This thing all things devours;
Birds, beasts, trees, flowers;
Gnaws iron, bites steel;
Grinds hard stones to meal;
Slays kings, ruins town,
And beats mountains down.
- Gollum, to Bilbo Baggins, a riddle whose answer is “time”
There is a crucial gap between our perceptions of the present and the past. The past is, of course, only defined in relation to the present (the past must have taken place before the current moment). In another sense, the past is only the collection of all previous presents; it is the present, only displaced in time. This displacement, however, prevents us from actually being able to understand the reality of the past. History, then, is just an interpretation of the surviving records of the past. Even with a complete record, recreating the reality of the past is an impossibility.
Tolkien was aware of the yawning gap between past and present. It was what allowed him to create his mythology of England. “And what do you know about ‘true past events’,” Ramer asks of Frankley in The Notion Club Papers. “Have you ever seen one, when once it was past? They are all stories or tales now, aren’t they, if you try to bring them back into the present?” If all history is stories of the past, then mythology or fantasy may just be another way to tell a story of the past.

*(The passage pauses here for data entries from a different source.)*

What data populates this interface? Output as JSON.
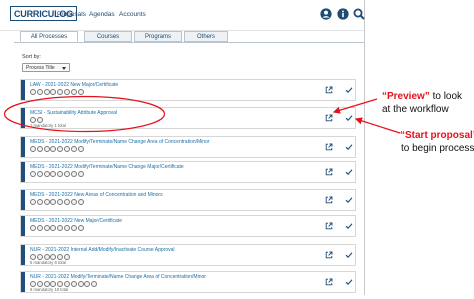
{
  "header": {
    "logo": "CURRICULOG",
    "nav": [
      "Proposals",
      "Agendas",
      "Accounts"
    ]
  },
  "tabs": [
    "All Processes",
    "Courses",
    "Programs",
    "Others"
  ],
  "sort": {
    "label": "Sort by:",
    "value": "Process Title"
  },
  "rows": [
    {
      "title": "LAW - 2021-2022 New Major/Certificate",
      "dots": 8,
      "meta": ""
    },
    {
      "title": "MCSI - Sustainability Attribute Approval",
      "dots": 2,
      "meta": "1 mandatory 1 total"
    },
    {
      "title": "MEDS - 2021-2022 Modify/Terminate/Name Change Area of Concentration/Minor",
      "dots": 8,
      "meta": ""
    },
    {
      "title": "MEDS - 2021-2022 Modify/Terminate/Name Change Major/Certificate",
      "dots": 8,
      "meta": ""
    },
    {
      "title": "MEDS - 2021-2022 New Areas of Concentration and Minors",
      "dots": 8,
      "meta": ""
    },
    {
      "title": "MEDS - 2021-2022 New Major/Certificate",
      "dots": 8,
      "meta": ""
    },
    {
      "title": "NUR - 2021-2022 Internal Add/Modify/Inactivate Course Approval",
      "dots": 6,
      "meta": "5 mandatory 6 total"
    },
    {
      "title": "NUR - 2021-2022 Modify/Terminate/Name Change Area of Concentration/Minor",
      "dots": 10,
      "meta": "9 mandatory 10 total"
    }
  ],
  "annotations": {
    "preview_red": "“Preview”",
    "preview_rest": " to look",
    "preview_line2": "at the workflow",
    "start_red": "“Start proposal”",
    "start_line2": "to begin process"
  },
  "colors": {
    "accent": "#1f4f7a",
    "link": "#1c6fa8",
    "highlight": "#e8101c"
  },
  "icons": {
    "account": "user-circle-icon",
    "info": "info-icon",
    "search": "search-icon",
    "preview": "external-link-icon",
    "start": "check-icon"
  }
}
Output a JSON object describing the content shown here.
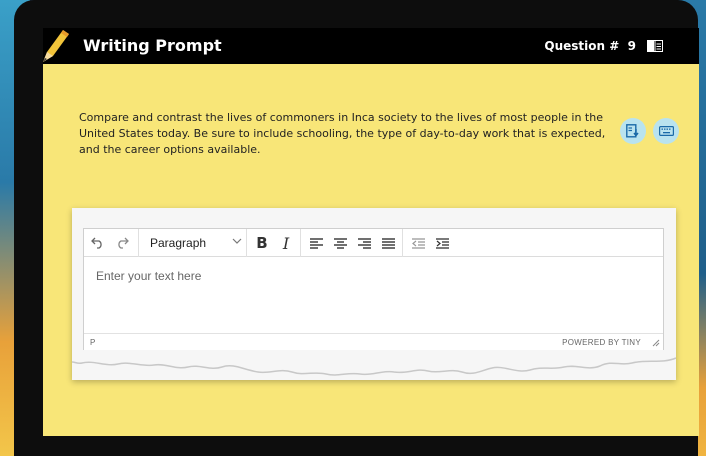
{
  "header": {
    "title": "Writing Prompt",
    "question_label": "Question #",
    "question_number": "9"
  },
  "prompt": {
    "text": "Compare and contrast the lives of commoners in Inca society to the lives of most people in the United States today. Be sure to include schooling, the type of day-to-day work that is expected, and the career options available."
  },
  "tools": {
    "tts_icon": "text-to-speech-icon",
    "keyboard_icon": "keyboard-icon"
  },
  "editor": {
    "block_format": "Paragraph",
    "bold_label": "B",
    "italic_label": "I",
    "placeholder": "Enter your text here",
    "status_path": "P",
    "branding": "POWERED BY TINY"
  },
  "colors": {
    "screen_bg": "#f8e678",
    "titlebar_bg": "#000000",
    "circle_btn_bg": "#b9e3ef",
    "pencil": "#f2c43a"
  }
}
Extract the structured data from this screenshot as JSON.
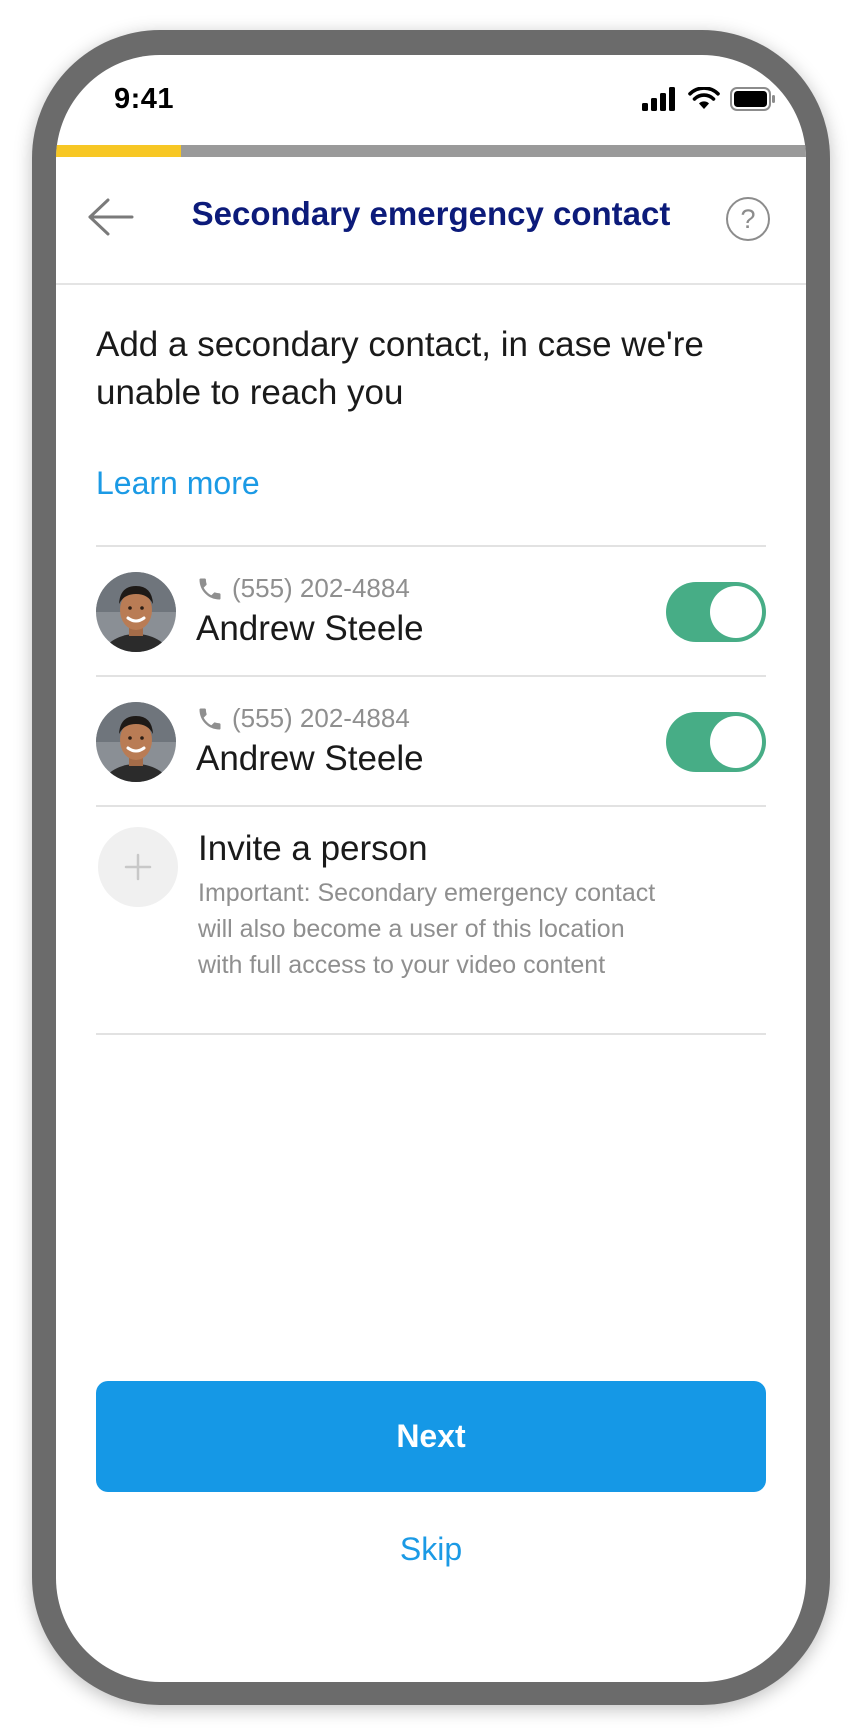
{
  "status_bar": {
    "time": "9:41"
  },
  "progress": {
    "fraction": 0.166,
    "fill_color": "#f7c724",
    "track_color": "#9a9a9a"
  },
  "header": {
    "title": "Secondary emergency contact",
    "back_icon": "arrow-left-icon",
    "help_icon": "question-circle-icon",
    "help_glyph": "?"
  },
  "intro": {
    "text": "Add a secondary contact, in case we're unable to reach you",
    "learn_more": "Learn more"
  },
  "contacts": [
    {
      "phone": "(555) 202-4884",
      "name": "Andrew Steele",
      "enabled": true
    },
    {
      "phone": "(555) 202-4884",
      "name": "Andrew Steele",
      "enabled": true
    }
  ],
  "invite": {
    "title": "Invite a person",
    "note": "Important: Secondary emergency contact will also become a user of this location with full access to your video content"
  },
  "actions": {
    "next_label": "Next",
    "skip_label": "Skip"
  },
  "colors": {
    "title": "#0c1b7a",
    "accent": "#1b9ae5",
    "button": "#1598e6",
    "toggle_on": "#47ad86"
  }
}
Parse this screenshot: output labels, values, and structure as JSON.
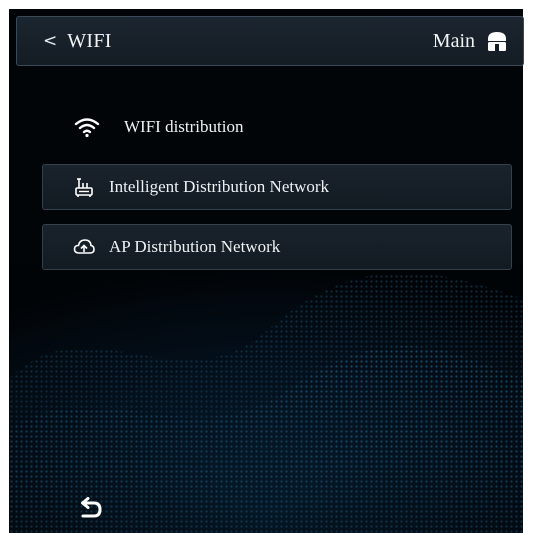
{
  "header": {
    "back_chevron": "<",
    "title": "WIFI",
    "main_label": "Main",
    "main_icon": "home-icon"
  },
  "wifi": {
    "label": "WIFI distribution",
    "icon": "wifi-icon"
  },
  "menu": {
    "items": [
      {
        "label": "Intelligent Distribution Network",
        "icon": "router-icon"
      },
      {
        "label": "AP Distribution Network",
        "icon": "cloud-upload-icon"
      }
    ]
  },
  "footer": {
    "return_icon": "return-arrow-icon"
  },
  "colors": {
    "background": "#020508",
    "wave_accent": "#1b6a9a",
    "panel_border": "#3a4a58",
    "text": "#f0f3f6"
  }
}
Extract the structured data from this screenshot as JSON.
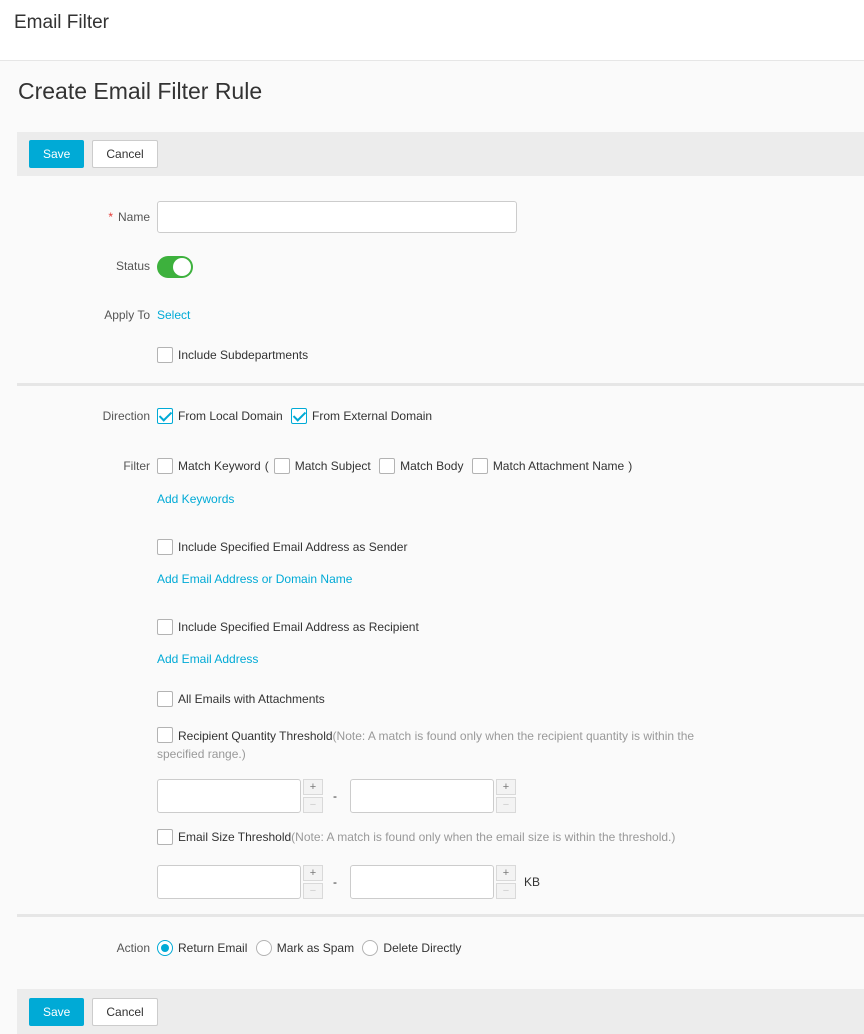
{
  "header": {
    "title": "Email Filter"
  },
  "page": {
    "title": "Create Email Filter Rule"
  },
  "toolbar": {
    "save_label": "Save",
    "cancel_label": "Cancel"
  },
  "form": {
    "name_label": "Name",
    "name_value": "",
    "status_label": "Status",
    "status_on": true,
    "apply_to_label": "Apply To",
    "apply_to_link": "Select",
    "include_subdepartments": "Include Subdepartments",
    "direction_label": "Direction",
    "direction_local": "From Local Domain",
    "direction_external": "From External Domain",
    "filter_label": "Filter",
    "match_keyword": "Match Keyword",
    "paren_open": "(",
    "match_subject": "Match Subject",
    "match_body": "Match Body",
    "match_attachment": "Match Attachment Name",
    "paren_close": ")",
    "add_keywords": "Add Keywords",
    "include_sender": "Include Specified Email Address as Sender",
    "add_sender": "Add Email Address or Domain Name",
    "include_recipient": "Include Specified Email Address as Recipient",
    "add_recipient": "Add Email Address",
    "all_attachments": "All Emails with Attachments",
    "recipient_threshold": "Recipient Quantity Threshold",
    "recipient_note": "(Note: A match is found only when the recipient quantity is within the specified range.)",
    "size_threshold": "Email Size Threshold",
    "size_note": "(Note: A match is found only when the email size is within the threshold.)",
    "range_dash": "-",
    "size_unit": "KB",
    "plus": "+",
    "minus": "−",
    "action_label": "Action",
    "action_return": "Return Email",
    "action_spam": "Mark as Spam",
    "action_delete": "Delete Directly"
  },
  "colors": {
    "accent": "#00aad6",
    "toggle_on": "#3db13d",
    "required": "#e53935"
  }
}
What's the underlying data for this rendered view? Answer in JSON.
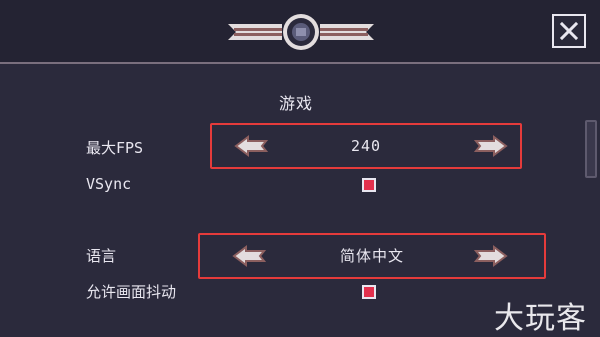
{
  "header": {
    "emblem_icon": "badge-emblem-icon",
    "close_icon": "close-x-icon"
  },
  "section": {
    "title": "游戏"
  },
  "settings": {
    "max_fps": {
      "label": "最大FPS",
      "value": "240",
      "left_icon": "arrow-left-icon",
      "right_icon": "arrow-right-icon"
    },
    "vsync": {
      "label": "VSync",
      "checked": true
    },
    "language": {
      "label": "语言",
      "value": "简体中文",
      "left_icon": "arrow-left-icon",
      "right_icon": "arrow-right-icon"
    },
    "screen_shake": {
      "label": "允许画面抖动",
      "checked": true
    }
  },
  "watermark": {
    "text": "大玩客"
  },
  "colors": {
    "background": "#2b2a3c",
    "header_bg": "#242333",
    "highlight_border": "#e53b3b",
    "checkbox_fill": "#e2304d",
    "text": "#e9e7f0"
  }
}
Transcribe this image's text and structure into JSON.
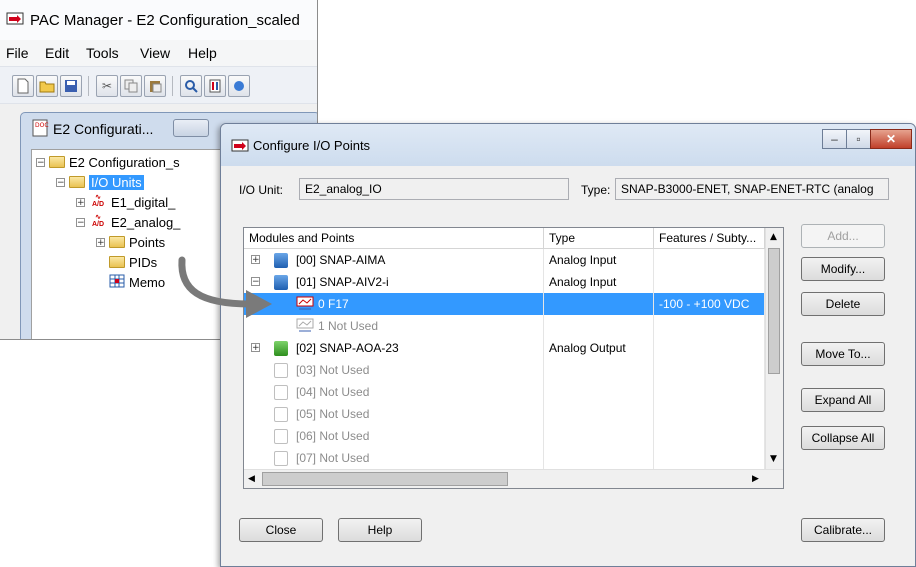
{
  "main_window": {
    "title": "PAC Manager - E2 Configuration_scaled",
    "menu": [
      "File",
      "Edit",
      "Tools",
      "View",
      "Help"
    ]
  },
  "child_window": {
    "title": "E2 Configurati...",
    "tree": {
      "root": "E2 Configuration_s",
      "io_units": "I/O Units",
      "unit1": "E1_digital_",
      "unit2": "E2_analog_",
      "points": "Points",
      "pids": "PIDs",
      "memo": "Memo"
    }
  },
  "dialog": {
    "title": "Configure I/O Points",
    "io_unit_label": "I/O Unit:",
    "io_unit_value": "E2_analog_IO",
    "type_label": "Type:",
    "type_value": "SNAP-B3000-ENET, SNAP-ENET-RTC  (analog",
    "columns": [
      "Modules and Points",
      "Type",
      "Features / Subty..."
    ],
    "rows": [
      {
        "expander": "+",
        "name": "[00] SNAP-AIMA",
        "type": "Analog Input",
        "features": "",
        "kind": "module-blue"
      },
      {
        "expander": "−",
        "name": "[01] SNAP-AIV2-i",
        "type": "Analog Input",
        "features": "",
        "kind": "module-blue"
      },
      {
        "expander": "",
        "name": "0  F17",
        "type": "",
        "features": "-100 - +100 VDC",
        "kind": "point-selected"
      },
      {
        "expander": "",
        "name": "1  Not Used",
        "type": "",
        "features": "",
        "kind": "point-disabled"
      },
      {
        "expander": "+",
        "name": "[02] SNAP-AOA-23",
        "type": "Analog Output",
        "features": "",
        "kind": "module-green"
      },
      {
        "expander": "",
        "name": "[03] Not Used",
        "type": "",
        "features": "",
        "kind": "empty"
      },
      {
        "expander": "",
        "name": "[04] Not Used",
        "type": "",
        "features": "",
        "kind": "empty"
      },
      {
        "expander": "",
        "name": "[05] Not Used",
        "type": "",
        "features": "",
        "kind": "empty"
      },
      {
        "expander": "",
        "name": "[06] Not Used",
        "type": "",
        "features": "",
        "kind": "empty"
      },
      {
        "expander": "",
        "name": "[07] Not Used",
        "type": "",
        "features": "",
        "kind": "empty"
      }
    ],
    "buttons": {
      "add": "Add...",
      "modify": "Modify...",
      "delete": "Delete",
      "move_to": "Move To...",
      "expand_all": "Expand All",
      "collapse_all": "Collapse All",
      "close": "Close",
      "help": "Help",
      "calibrate": "Calibrate..."
    }
  },
  "colors": {
    "selection": "#3399ff",
    "arrow": "#777777"
  }
}
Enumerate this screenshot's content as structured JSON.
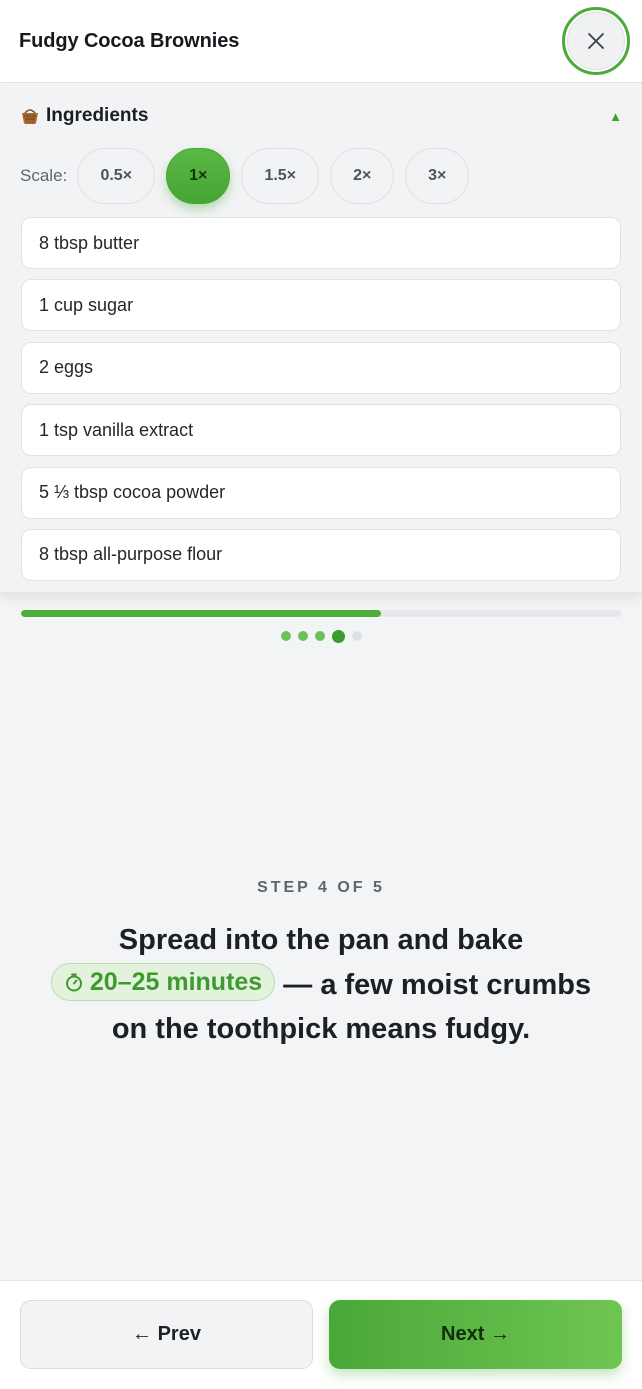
{
  "header": {
    "title": "Fudgy Cocoa Brownies",
    "close_icon": "close-icon"
  },
  "ingredients": {
    "title": "Ingredients",
    "icon": "basket-icon",
    "collapse_icon": "triangle-up-icon",
    "scale_label": "Scale:",
    "scale_options": [
      "0.5×",
      "1×",
      "1.5×",
      "2×",
      "3×"
    ],
    "selected_scale": "1×",
    "items": [
      "8 tbsp butter",
      "1 cup sugar",
      "2 eggs",
      "1 tsp vanilla extract",
      "5 ⅓ tbsp cocoa powder",
      "8 tbsp all-purpose flour"
    ]
  },
  "progress": {
    "current_step": 4,
    "total_steps": 5,
    "fill_fraction": 0.6
  },
  "step": {
    "label": "STEP 4 OF 5",
    "text_before": "Spread into the pan and bake",
    "timer_icon": "stopwatch-icon",
    "timer_text": "20–25 minutes",
    "text_after": "— a few moist crumbs on the toothpick means fudgy."
  },
  "footer": {
    "prev_label": "← Prev",
    "next_label": "Next →"
  },
  "colors": {
    "accent": "#4caf3b",
    "accent_dark": "#3d9a2e",
    "background": "#f3f4f6"
  }
}
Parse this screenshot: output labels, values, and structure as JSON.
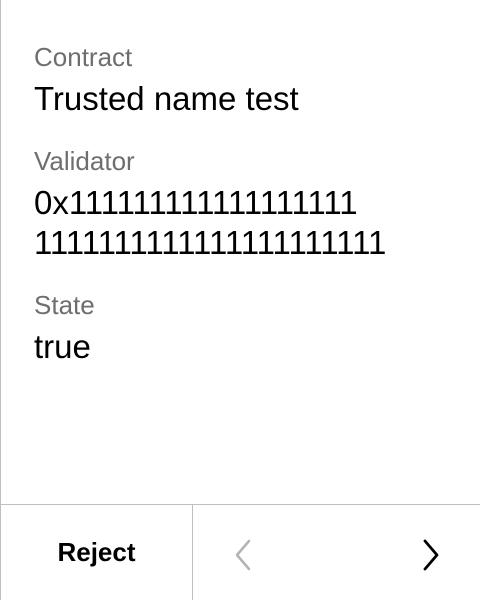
{
  "review": {
    "fields": [
      {
        "label": "Contract",
        "value": "Trusted name test"
      },
      {
        "label": "Validator",
        "value": "0x1111111111111111111111111111111111111111"
      },
      {
        "label": "State",
        "value": "true"
      }
    ]
  },
  "footer": {
    "reject_label": "Reject",
    "prev_icon": "chevron-left-icon",
    "next_icon": "chevron-right-icon",
    "prev_state": "disabled"
  },
  "colors": {
    "label": "#6e6e6e",
    "value": "#000000",
    "divider": "#bfbfbf",
    "disabled_icon": "#b3b3b3"
  }
}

Ramer continues a little later, “People of the future, if they only knew the records and studied them, and let their imagination work on them, till the Notion Club became a sort of secondary world set in the Past,” they were able to read the Club minutes and understand it in the present. But only as a story, as a “secondary world” – putting it on the same plane as The Lord of the Rings. It is possible, Tolkien thus seems to be suggesting, that LotR could have taken place in some form within the history of this world. At the very least, he considered Middle-Earth to be a real place. In a letter to Hugh Brogan, he wrote, “Middle-earth is just archaic English for… the inhabited world of men. It lay then as it does [now]… round and inescapable.”
But, of course, the specifics of the history within LotR do not match any recorded history; it is fantasy, closer to Arthurian legend than to Hamlet or Macbeth. In a response to a review of LotR, Tolkien explains his thinking a little further: “The theatre of my tale is this earth, the one in which we now live, but the historical period is imaginary.” Though Middle-Earth may be a form of Europe, it has a more nebulous relationship with the history of Europe. This contrasts with the setting of “Farmer Giles of Ham”, which is not only explicitly in southern England, but also in a distinct time. It is not a specific time – the narrator states that the story place after King Coel but before Arthur and the Seven Kingdoms of the English, yet the title character has a blunderbuss (and there are giants and dragons) – but it can be fit within a specific period of history. The stories of Middle-Earth cannot be fit into history in the same way. One might say that “Farmer Giles” is a false history form of fantasy, while LotR is a mythology form of fantasy; the latter is in a separate level of [something missing here?]
It cannot be dated in the same way that “Farmer Giles” can; Tolkien only states that, “The new situation, established at the end of the Third Age, leads on eventually inevitably to ordinary History,” placing the events more properly in a prehistory or legendary history. But such as it is with all mythology or legend: how long did Zeus reign on Mount Olympus? Or, to take an example a little bit closer to the topic, how long ago did knights and dragons fight in “Farmer Giles”? Within LotR, Tolkien created a detailed timeline that explains the specific relationship of events, but it only exists within that secondary reality, not within our primary reality like the ‘legends’ of dragons in “Farmer Giles” might. The latter’s direct link to our history makes it different in kind from LotR.
To return to the point, Tolkien’s stories exploit the gap between the past we can perceive and the past as it really happened. There would be no room for mythology without it. Tolkien is thus able to create a ‘reality’ that exists within the ‘history’ of Europe; an imagined time in a real place. But this is not to say that Tolkien’s Middle-Earth is set in Europe. Continuing from his quote about an imaginary period in history, Tolkien says, “The essentials of that abiding place are all there (at any rate for inhabitants of N.W. Europe), so naturally it feels familiar.” [My emphasis] This feeling of familiarity was obviously an important part of Tolkien’s work, but it is just that, a feeling. The Shire is not meant as a stand-in for England; it only evokes it or acts as its analogue. To set a story in a real place is to set it in a specific real time, much as “Farmer Giles” takes place in England during the Medieval Period. But LotR is meant to be mythological, a separate secondary reality with respect to our primary reality.
- Matthew Neer